- What is the public opinion about the company’s code of conduct?
- Has that opinion changed and what was the cause effect?
- Does that impact Apple’s future tax strategy?
If you focus only on evaluating tax risk (level of tolerance) probably not. However, is such an analysis enough from a tax strategy perspective nowadays?
In Apple’s defense lots of multinationals are doing the same and change of the tax system – as those structures are often legally allowed – is the only way to close such gaps. I refer to Obama’s quote:
“There’s a building in the Cayman Islands that houses supposedly 12,000 U.S.-based corporations.”
Management By Apple
Based on the statement below it is likely that this risk has been foreseen, considered manageable and thus likely no need necessary to change its tax strategy at least for now. Apple’s message below highlights what has been contributed. The method is counterattack by telling – supported by facts – why such statements or public perception as mentioned above (all the questions raised) should be considered wrong.
Apple stresses publicly its code of conduct: ‘doing the right thing’ and ‘highest ethical standards complying with applicable laws and acounting rules’. Apple responded also very quickly.
It shows now a process from start (worse case scenario) to finish (game plan) as it includes also how Apple manages reputational risk.
Over the past several years, we have created an incredible number of jobs in the United States. The vast majority of our global work force remains in the U.S., with more than 47,000 full-time employees in all 50 states. By focusing on innovation, we’ve created entirely new products and industries, and more than 500,000 jobs for U.S. workers — from the people who create components for our products to the people who deliver them to our customers. Apple’s international growth is creating jobs domestically since we oversee most of our operations from California. We manufacture parts in the U.S. and export them around the world, and U.S. developers create apps that we sell in over 100 countries. As a result, Apple has been among the top creators of American jobs in the past few years.
Apple also pays an enormous amount of taxes which help our local, state and federal governments. In the first half of fiscal year 2012 our U.S. operations have generated almost $5 billion in federal and state income taxes, including income taxes withheld on employee stock gains, making us among the top payers of U.S. income tax.
We have contributed to many charitable causes but have never sought publicity for doing so. Our focus has been on doing the right thing, not getting credit for it. In 2011, we dramatically expanded the number of deserving organizations we support by initiating a matching gift program for our employees.
Apple has conducted all of its business with the highest of ethical standards, complying with applicable laws and accounting rules.
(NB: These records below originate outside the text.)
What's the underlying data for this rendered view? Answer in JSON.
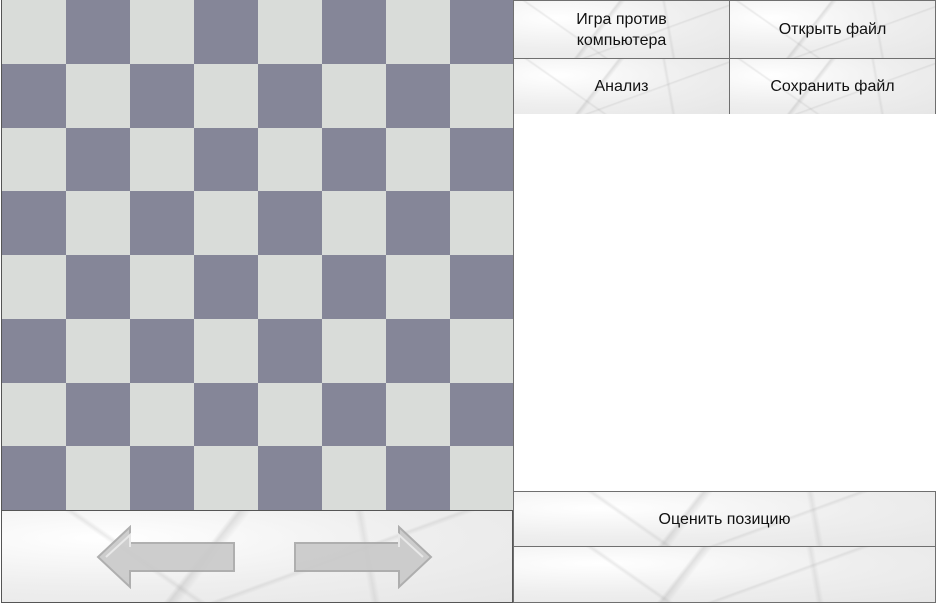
{
  "board": {
    "rows": 8,
    "cols": 8,
    "colors": {
      "light": "#d9dcd9",
      "dark": "#858698"
    }
  },
  "navigation": {
    "back_icon": "left-arrow-icon",
    "forward_icon": "right-arrow-icon"
  },
  "menu": {
    "vs_computer_line1": "Игра против",
    "vs_computer_line2": "компьютера",
    "open_file": "Открыть файл",
    "analysis": "Анализ",
    "save_file": "Сохранить файл"
  },
  "evaluate_position": "Оценить позицию"
}
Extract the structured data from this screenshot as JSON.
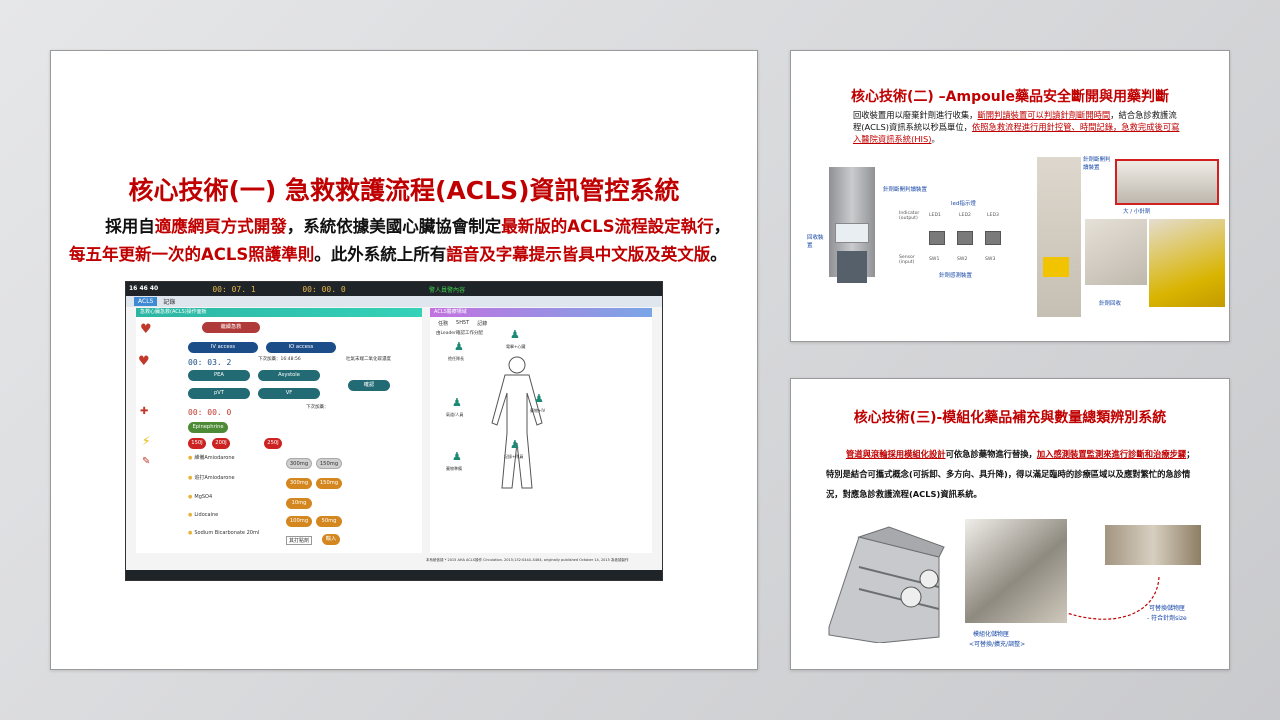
{
  "slide1": {
    "title": "核心技術(一) 急救救護流程(ACLS)資訊管控系統",
    "body": {
      "p1_a": "採用自",
      "p1_b": "適應網頁方式開發",
      "p1_c": "，系統依據美國心臟協會制定",
      "p1_d": "最新版的ACLS流程設定執行",
      "p1_e": "，",
      "p2_a": "每五年更新一次的ACLS照護準則",
      "p2_b": "。此外系統上所有",
      "p2_c": "語音及字幕提示皆具中文版及英文版",
      "p2_d": "。"
    },
    "acls": {
      "clock": "16 46 40",
      "timer1": "00: 07. 1",
      "timer2": "00: 00. 0",
      "alarm": "警人員警內容",
      "tab1": "ACLS",
      "tab2": "記錄",
      "left_header": "急救心臟急救(ACLS)操作面板",
      "right_header": "ACLS醫療場域",
      "cpr_btn": "繼續急救",
      "iv": "IV access",
      "io": "IO access",
      "time_label": "下次加藥：16:48:56",
      "timer_a": "00: 03. 2",
      "pea": "PEA",
      "asys": "Asystole",
      "pvt": "pVT",
      "vf": "VF",
      "co2": "吐氣末端二氧化碳濃度",
      "confirm": "確認",
      "next": "下次加藥：",
      "timer_b": "00: 00. 0",
      "epi": "Epinephrine",
      "j150": "150J",
      "j200": "200J",
      "j250": "250J",
      "drugs": [
        "維備Amiodarone",
        "追打Amiodarone",
        "MgSO4",
        "Lidocaine",
        "Sodium Bicarbonate 20ml"
      ],
      "d300a": "300mg",
      "d150a": "150mg",
      "d300b": "300mg",
      "d150b": "150mg",
      "d10": "10mg",
      "d100": "100mg",
      "d50": "50mg",
      "other": "其打點劑",
      "input": "輸入",
      "rtabs": [
        "任務",
        "5H5T",
        "記錄"
      ],
      "leader": "由Leader確認工作分配",
      "roles": [
        "擔任隊長",
        "電擊+心臟",
        "氣道/人員",
        "藥物+IV",
        "藥物準備",
        "記錄+隊員"
      ],
      "footer": "本系統依據 * 2015 AHA ACLS操作 Circulation. 2015;132:S444–S464, originally published October 14, 2015 為依據製作"
    }
  },
  "slide2": {
    "title": "核心技術(二) –Ampoule藥品安全斷開與用藥判斷",
    "b1": "回收裝置用以廢棄針劑進行收集，",
    "b2": "斷開判讀裝置可以判讀針劑斷開時間",
    "b3": "，結合急診救護流程(ACLS)資訊系統以秒爲單位，",
    "b4": "依照急救流程進行用針控管、時間記錄，急救完成後可寫入醫院資訊系統(HIS)",
    "b5": "。",
    "cap_break": "針劑斷開判讀裝置",
    "cap_recycle": "回收裝置",
    "led_title": "led指示燈",
    "indicator": "Indicator (output)",
    "sensor": "Sensor (input)",
    "leds": [
      "LED1",
      "LED2",
      "LED3"
    ],
    "sws": [
      "SW1",
      "SW2",
      "SW3"
    ],
    "cap_sensor": "針劑感測裝置",
    "cap_break2": "針劑斷開判讀裝置",
    "cap_size": "大 / 小針劑",
    "cap_collect": "針劑回收"
  },
  "slide3": {
    "title": "核心技術(三)-模組化藥品補充與數量總類辨別系統",
    "b1": "管道與滾輪採用模組化設計",
    "b2": "可依急診藥物進行替換，",
    "b3": "加入感測裝置監測來進行診斷和治療步驟",
    "b4": "；特別是結合可攜式概念(可拆卸、多方向、具升降)，得以滿足臨時的診療區域以及應對繁忙的急診情況，對應急診救護流程(ACLS)資訊系統。",
    "cap_module": "模組化儲物匣",
    "cap_module2": "<可替換/擴充/調整>",
    "cap_swap": "可替換儲物匣",
    "cap_swap2": "- 符合針劑size"
  }
}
We are incredibly proud of all of Apple’s contributions.
Apple’s Public Image Is Made Of Teflon
“When the New York Times claimed incorrectly last year that General Electric (GE) paid zero federal taxes in 2010 on worldwide profits of $14.2 billion, the company’s reputation took a steep and prolonged hit, as measured by YouGov’s BrandIndex Reputation score.
Not so Apple (AAPL).
When the same paper ran a front-page story last week detailing — again incorrectly, according to Forbes — the lengths to which Apple has gone to avoid paying taxes, the company’s consumer reputation barely budged.
In fact, based on responses to the question “Would you be proud or embarrassed to work for this brand?” Apple’s reputation score actually went up modestly a few days after the Times story broke, according to a YouGov report issued Tuesday.
The market research firm concluded that Apple’s public reputation is “virtually Teflon” — at least in terms of tax avoidance.”
The N.Y. Times’ tax-avoidance story didn’t stick to Apple By Philip Elmer-DeWitt
Richard Cornelisse is CEO of the KEY Group and worked previously as Big4 Partner in the Tax Performance Advisory and Indirect Tax Practice and blogs on Tax Function Effectiveness and Tax Control Framework developments.